Where does the string "Reset" occur in the records below? Copy every line that holds it.

[Records contained in a dataset]
──────
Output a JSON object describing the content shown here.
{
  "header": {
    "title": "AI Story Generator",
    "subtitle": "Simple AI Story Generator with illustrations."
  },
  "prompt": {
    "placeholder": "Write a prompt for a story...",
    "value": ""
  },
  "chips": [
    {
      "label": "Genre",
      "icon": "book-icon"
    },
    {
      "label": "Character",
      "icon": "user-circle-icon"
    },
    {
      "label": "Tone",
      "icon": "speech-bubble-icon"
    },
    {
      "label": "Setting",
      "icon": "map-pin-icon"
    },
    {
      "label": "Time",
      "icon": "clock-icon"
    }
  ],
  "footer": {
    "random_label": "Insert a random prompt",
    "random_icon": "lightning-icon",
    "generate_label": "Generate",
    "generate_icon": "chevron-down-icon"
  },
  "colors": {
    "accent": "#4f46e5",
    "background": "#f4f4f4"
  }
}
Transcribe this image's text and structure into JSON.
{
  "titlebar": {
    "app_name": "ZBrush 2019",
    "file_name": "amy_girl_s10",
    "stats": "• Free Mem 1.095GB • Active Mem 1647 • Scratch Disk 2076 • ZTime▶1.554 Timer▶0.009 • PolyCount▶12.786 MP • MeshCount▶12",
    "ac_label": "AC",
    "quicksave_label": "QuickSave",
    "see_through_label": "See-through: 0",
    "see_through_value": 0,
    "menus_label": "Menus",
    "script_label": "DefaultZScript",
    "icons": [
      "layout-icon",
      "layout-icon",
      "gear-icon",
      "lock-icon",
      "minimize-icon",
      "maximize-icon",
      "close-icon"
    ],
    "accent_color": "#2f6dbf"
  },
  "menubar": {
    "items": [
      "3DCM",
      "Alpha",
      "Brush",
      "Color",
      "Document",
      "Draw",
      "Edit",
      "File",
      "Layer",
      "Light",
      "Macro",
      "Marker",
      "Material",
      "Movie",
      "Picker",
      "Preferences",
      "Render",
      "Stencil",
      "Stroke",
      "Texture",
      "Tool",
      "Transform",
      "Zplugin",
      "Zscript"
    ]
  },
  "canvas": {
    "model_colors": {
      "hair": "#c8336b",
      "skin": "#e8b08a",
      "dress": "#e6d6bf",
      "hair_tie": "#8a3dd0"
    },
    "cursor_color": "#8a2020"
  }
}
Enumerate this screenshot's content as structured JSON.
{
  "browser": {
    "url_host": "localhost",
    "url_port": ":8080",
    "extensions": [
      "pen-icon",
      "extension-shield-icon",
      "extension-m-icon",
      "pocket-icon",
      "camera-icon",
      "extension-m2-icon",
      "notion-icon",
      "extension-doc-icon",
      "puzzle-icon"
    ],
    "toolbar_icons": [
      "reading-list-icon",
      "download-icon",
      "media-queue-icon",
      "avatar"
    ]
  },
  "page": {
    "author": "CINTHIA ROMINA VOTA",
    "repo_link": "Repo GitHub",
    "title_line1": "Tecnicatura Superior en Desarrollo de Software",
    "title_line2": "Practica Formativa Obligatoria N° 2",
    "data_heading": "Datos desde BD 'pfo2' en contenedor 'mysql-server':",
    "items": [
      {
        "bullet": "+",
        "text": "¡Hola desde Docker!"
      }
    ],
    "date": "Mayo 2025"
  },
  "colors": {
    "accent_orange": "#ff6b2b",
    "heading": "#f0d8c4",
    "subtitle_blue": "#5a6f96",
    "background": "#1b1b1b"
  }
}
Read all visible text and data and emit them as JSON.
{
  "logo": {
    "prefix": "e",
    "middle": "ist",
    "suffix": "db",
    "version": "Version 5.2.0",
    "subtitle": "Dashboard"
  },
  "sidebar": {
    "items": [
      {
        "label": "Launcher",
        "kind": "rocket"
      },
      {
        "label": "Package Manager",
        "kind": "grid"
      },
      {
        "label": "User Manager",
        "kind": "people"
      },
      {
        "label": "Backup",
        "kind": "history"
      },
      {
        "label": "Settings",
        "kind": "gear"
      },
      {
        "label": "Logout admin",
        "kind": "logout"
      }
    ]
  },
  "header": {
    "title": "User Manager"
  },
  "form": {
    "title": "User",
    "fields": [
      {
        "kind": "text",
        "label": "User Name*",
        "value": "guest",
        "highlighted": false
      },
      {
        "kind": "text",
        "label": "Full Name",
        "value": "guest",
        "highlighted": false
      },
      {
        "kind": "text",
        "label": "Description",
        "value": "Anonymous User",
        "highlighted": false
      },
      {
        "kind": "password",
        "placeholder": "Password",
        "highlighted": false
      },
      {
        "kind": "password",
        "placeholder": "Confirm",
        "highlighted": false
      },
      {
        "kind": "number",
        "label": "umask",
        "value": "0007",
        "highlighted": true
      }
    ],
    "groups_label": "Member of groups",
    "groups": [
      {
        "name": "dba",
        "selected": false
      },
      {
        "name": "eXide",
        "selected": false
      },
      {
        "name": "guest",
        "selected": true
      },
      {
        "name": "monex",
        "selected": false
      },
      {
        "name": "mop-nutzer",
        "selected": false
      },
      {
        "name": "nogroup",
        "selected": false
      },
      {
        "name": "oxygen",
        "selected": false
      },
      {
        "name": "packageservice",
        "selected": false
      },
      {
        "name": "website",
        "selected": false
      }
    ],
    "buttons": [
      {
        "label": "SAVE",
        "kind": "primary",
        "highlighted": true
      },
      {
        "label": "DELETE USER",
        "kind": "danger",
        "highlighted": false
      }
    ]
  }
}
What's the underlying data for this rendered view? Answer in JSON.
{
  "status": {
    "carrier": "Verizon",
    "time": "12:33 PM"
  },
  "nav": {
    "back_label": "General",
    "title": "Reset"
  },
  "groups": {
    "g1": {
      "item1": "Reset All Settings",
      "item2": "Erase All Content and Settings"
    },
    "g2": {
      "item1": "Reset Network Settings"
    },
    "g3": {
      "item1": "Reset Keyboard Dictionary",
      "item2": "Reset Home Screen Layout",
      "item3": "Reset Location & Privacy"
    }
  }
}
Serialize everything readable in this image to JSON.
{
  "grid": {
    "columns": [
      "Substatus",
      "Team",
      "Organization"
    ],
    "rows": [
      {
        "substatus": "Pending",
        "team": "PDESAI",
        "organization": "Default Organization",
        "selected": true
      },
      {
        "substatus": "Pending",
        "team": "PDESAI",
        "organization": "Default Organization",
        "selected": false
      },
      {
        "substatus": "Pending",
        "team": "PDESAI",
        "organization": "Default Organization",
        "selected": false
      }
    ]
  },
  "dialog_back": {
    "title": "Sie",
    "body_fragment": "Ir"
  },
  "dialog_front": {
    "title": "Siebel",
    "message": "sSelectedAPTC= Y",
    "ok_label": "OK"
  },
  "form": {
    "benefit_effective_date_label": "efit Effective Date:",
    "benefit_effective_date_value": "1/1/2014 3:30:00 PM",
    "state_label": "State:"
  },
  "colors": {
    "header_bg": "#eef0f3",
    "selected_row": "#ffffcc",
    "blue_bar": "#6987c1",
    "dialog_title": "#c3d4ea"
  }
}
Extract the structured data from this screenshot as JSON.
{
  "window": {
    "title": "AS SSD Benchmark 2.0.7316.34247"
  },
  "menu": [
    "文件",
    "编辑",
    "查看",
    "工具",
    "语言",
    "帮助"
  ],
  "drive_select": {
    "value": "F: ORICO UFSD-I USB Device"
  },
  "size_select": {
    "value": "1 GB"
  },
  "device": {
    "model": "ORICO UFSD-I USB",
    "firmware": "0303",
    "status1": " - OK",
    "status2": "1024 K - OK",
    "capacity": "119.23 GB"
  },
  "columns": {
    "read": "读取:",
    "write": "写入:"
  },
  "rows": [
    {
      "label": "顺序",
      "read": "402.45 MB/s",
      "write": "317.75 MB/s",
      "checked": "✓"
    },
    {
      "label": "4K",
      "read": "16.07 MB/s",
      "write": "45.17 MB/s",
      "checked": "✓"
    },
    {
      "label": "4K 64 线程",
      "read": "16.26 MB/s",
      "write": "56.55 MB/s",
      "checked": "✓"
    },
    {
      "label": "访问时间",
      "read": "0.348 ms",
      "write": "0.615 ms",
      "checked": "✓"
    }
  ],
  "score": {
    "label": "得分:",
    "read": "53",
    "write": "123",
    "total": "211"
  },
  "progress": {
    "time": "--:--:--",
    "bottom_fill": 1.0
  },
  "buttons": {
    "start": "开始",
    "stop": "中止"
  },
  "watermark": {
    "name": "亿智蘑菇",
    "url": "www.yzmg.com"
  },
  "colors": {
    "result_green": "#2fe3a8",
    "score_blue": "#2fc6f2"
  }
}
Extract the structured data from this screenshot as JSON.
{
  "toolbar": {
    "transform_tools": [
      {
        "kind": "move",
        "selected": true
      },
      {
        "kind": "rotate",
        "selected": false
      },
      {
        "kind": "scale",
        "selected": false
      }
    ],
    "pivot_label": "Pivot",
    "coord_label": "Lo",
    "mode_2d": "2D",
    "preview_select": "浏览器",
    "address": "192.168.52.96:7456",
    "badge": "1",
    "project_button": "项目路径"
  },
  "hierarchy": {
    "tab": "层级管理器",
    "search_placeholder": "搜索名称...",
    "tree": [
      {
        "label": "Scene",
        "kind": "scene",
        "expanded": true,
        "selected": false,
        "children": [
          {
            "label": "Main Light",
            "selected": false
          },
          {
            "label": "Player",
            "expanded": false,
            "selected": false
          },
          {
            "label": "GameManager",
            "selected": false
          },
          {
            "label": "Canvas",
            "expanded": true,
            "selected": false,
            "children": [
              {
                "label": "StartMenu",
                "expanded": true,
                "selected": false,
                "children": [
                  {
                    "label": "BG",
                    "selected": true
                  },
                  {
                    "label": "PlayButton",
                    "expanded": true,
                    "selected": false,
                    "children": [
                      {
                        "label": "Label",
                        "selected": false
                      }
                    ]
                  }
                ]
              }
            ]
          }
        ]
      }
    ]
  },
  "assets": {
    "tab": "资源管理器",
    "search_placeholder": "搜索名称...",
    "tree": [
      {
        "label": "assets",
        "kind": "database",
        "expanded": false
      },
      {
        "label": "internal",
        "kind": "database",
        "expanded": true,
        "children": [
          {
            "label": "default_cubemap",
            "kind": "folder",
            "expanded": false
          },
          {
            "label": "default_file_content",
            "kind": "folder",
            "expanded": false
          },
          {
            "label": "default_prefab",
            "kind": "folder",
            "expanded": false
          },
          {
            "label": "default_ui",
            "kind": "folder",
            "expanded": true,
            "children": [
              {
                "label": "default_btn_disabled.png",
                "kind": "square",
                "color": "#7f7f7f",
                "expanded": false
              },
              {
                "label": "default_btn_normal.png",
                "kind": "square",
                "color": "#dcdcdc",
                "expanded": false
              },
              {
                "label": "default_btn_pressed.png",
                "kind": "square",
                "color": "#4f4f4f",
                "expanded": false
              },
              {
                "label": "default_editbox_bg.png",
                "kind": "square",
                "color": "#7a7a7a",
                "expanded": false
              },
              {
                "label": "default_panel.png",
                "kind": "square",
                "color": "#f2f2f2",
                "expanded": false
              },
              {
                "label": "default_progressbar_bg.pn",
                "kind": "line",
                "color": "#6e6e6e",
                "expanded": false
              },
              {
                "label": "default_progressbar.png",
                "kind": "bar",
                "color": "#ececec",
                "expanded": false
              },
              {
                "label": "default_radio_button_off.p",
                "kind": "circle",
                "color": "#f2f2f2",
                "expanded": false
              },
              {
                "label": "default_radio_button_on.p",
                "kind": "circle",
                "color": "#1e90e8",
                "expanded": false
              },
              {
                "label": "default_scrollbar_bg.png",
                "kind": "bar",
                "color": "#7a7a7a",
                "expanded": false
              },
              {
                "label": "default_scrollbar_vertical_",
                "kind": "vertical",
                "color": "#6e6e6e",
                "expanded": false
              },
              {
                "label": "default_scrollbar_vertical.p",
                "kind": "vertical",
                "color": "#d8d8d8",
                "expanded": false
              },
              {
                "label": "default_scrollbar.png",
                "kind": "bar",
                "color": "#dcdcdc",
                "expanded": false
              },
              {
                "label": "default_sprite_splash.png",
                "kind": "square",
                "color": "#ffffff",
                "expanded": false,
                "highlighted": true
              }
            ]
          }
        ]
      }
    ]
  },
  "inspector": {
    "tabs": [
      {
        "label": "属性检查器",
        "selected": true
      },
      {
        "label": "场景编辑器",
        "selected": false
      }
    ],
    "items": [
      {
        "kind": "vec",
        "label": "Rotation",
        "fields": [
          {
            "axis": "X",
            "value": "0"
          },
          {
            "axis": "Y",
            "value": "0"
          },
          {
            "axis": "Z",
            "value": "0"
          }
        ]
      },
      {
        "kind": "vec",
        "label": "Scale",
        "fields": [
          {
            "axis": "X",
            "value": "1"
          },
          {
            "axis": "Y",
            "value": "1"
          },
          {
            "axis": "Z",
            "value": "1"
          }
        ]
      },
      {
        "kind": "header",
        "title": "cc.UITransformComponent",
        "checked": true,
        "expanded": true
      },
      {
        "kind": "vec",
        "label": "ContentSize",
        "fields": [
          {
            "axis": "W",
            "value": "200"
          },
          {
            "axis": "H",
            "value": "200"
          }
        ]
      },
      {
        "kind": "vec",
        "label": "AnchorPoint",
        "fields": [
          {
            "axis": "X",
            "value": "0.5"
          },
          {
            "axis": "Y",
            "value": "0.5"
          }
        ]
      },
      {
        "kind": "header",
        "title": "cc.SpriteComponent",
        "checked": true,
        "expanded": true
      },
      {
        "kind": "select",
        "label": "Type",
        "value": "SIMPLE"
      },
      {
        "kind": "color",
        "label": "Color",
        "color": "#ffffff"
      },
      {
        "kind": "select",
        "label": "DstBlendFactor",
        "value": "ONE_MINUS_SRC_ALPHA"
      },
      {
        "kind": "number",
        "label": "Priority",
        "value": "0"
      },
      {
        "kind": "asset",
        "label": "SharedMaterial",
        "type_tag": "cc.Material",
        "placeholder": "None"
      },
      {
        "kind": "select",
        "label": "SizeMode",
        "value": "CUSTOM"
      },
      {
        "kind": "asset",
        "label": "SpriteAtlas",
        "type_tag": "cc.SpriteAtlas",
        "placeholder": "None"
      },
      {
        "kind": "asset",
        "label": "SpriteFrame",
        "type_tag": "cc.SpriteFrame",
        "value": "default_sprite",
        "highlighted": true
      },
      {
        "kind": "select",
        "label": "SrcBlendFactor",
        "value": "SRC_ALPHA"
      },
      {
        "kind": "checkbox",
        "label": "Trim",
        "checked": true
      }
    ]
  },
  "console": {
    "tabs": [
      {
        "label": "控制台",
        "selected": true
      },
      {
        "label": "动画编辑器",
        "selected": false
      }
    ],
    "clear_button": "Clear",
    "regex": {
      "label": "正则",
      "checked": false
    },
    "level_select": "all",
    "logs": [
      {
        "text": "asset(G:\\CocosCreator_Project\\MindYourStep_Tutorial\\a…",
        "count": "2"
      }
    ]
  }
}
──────
| SOLVED PROBLEM |
    "title": "Reset"
      "item1": "Reset All Settings",
      "item1": "Reset Network Settings"
      "item1": "Reset Keyboard Dictionary",
      "item2": "Reset Home Screen Layout",
      "item3": "Reset Location & Privacy"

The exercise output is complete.